MY OWN ‘RITUAL' FOR ENDLESS CREATION • Hee-ang Kim




Hee-ang Kim, a very talented polymer clay artist focuses on mushrooms as a motif and creates a series of works influenced by them. Hee-ang’s experience includes teaching as a lecturer at college, participating in both solo and group exhibitions.





We are very grateful that she prepared an article for the Society readers about her private inner life as an artist, source of inspiration, dealing with anxiety and other topics that every one of us is standing against sometimes.


It is always nice to know there are others who know what we are going through and don't mind sharing their experience with the world. Enjoy the article!


I have been working as an artist since 2015. It cannot be said to be a very old period, but it is not very short. As a freelancer, I have to do all of the work I have done by myself in a large company, such as promotion, design, and branding, in order to sell my work or product. I have a lot of work to do, so it's slow, but at the same time I've been doing other things for a while.


I lectured as a teacher, wrote as a writer, and designed as a designer.


Working alone has distinct advantages and disadvantages. Each of these will be different, but the great thing about working alone for me is that I can decide what kind of work I want to do and how fast it goes. And the fact that I plan everything and lead my business is both an advantage and a disadvantage. Because I can do it my own way, but I don't know if the outcome will be good or bad. And the responsibility is entirely mine. The downside is that the income is not constant. That's an anxious factor.
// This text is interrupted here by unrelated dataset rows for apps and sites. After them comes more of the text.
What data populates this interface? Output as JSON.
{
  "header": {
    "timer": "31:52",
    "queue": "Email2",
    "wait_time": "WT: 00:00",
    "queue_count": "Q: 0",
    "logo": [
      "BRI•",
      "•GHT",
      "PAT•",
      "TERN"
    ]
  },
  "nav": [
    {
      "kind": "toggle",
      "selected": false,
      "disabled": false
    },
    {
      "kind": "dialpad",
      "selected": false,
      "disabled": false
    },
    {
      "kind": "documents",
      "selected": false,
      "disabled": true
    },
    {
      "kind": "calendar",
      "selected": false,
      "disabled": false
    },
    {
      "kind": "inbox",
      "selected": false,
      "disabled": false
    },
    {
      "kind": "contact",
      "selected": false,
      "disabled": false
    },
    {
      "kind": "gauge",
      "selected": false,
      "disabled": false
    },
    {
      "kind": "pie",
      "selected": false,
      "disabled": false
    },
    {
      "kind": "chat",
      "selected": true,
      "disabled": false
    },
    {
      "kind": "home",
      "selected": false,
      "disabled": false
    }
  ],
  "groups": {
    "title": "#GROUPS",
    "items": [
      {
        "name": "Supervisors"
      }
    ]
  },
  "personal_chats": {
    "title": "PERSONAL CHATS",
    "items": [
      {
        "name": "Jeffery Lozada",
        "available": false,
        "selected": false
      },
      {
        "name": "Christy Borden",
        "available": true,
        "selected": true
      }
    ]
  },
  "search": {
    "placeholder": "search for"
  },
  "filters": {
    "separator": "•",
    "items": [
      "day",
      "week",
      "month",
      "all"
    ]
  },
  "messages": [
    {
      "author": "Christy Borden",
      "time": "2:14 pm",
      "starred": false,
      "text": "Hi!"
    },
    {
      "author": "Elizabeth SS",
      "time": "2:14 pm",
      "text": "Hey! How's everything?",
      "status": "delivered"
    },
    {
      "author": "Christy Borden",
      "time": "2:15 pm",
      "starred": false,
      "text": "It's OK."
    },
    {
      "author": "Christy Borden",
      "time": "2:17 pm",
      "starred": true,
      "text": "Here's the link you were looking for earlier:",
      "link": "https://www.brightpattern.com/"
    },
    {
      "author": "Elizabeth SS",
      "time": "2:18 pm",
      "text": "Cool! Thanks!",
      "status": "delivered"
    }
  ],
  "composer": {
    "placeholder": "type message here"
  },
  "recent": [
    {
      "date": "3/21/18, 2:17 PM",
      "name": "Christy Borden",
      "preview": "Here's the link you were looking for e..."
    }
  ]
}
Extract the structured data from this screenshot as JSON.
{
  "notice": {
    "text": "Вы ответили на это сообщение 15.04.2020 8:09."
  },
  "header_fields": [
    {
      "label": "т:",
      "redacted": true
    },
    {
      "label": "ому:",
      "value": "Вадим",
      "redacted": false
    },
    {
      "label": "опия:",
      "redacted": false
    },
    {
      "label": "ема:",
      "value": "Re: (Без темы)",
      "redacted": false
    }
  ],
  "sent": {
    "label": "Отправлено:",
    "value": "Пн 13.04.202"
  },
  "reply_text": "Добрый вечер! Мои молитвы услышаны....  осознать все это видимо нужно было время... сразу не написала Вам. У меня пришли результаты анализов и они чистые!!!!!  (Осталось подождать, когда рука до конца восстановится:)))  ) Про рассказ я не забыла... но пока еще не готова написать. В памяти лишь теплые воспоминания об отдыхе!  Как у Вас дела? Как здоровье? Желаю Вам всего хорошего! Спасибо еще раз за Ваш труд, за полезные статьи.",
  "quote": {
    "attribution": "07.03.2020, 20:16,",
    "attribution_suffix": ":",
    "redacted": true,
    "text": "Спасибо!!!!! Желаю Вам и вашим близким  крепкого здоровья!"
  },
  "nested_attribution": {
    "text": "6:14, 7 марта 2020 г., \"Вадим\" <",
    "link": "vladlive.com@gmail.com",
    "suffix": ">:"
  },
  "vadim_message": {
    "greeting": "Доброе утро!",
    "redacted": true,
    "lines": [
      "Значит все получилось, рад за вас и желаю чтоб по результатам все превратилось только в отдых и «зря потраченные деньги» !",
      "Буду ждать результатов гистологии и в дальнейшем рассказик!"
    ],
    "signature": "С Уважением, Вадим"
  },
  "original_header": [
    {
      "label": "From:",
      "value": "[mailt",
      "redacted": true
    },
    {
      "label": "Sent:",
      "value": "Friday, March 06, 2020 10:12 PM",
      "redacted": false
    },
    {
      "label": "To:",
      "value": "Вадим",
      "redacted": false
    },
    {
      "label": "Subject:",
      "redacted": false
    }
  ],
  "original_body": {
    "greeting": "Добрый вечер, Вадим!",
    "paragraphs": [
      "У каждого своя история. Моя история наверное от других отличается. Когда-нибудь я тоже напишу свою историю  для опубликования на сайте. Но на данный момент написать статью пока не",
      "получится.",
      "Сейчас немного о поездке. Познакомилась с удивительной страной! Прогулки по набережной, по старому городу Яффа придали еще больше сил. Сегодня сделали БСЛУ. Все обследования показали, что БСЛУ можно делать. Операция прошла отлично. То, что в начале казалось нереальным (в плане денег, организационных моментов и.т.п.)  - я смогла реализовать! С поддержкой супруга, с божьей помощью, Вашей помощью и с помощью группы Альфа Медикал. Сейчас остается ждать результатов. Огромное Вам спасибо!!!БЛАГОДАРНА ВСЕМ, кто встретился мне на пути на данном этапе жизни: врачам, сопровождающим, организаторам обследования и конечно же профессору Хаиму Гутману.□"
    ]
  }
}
Living every day is like a wave, so sometimes good things come and bad things come. A good thing becomes a bad thing, and a bad thing turns into a good thing.


Freelancer is like a job where you need to know how to ride and enjoy this wave of anxiety like a surfer. I think I've been doing well for about six years. Whether it's unfortunate or fortunate, it's hard to say that a particular time was difficult because my memory wasn't so good. However, because I am a person, I periodically feel ‘anxiety.’ Sometimes I ask myself. 'Am I living my life well? Or what will happen to my retirement in the future?” Anxiety about the “future” engulfs my mind.





Most of the time, when such anxiety engulfs my head, all I have to do is move my body. It's best to move my body to distract my thoughts. Or go to sleep. When I wake up after a good night's sleep, my anxiety is already gone. And thinking of the future too far is not good for my own mental health. This is a cheat key that I have gained from working as an artist over the past six years. Life without long-term plans may not look good to someone. But, at least for me, it was very stressful to face the uncertain future itself.






There was a time when the fountain of my creation felt like stagnant water. I was bored myself because I couldn't get new water in. It was a time when it was difficult to make

something new and my hands couldn't move.


In that case, my head knows I have to force my hand to move, and sometimes it works. But there were times when everything was out of hand. Burnout seemed to have come from an unclear anxiety. I decided not to do anything to rest while I fell down.




I was curious about the lives of others. In particular, I was very curious about the stories of people living with the same job as me. I wanted to know if they were anxious like me or if it was just me.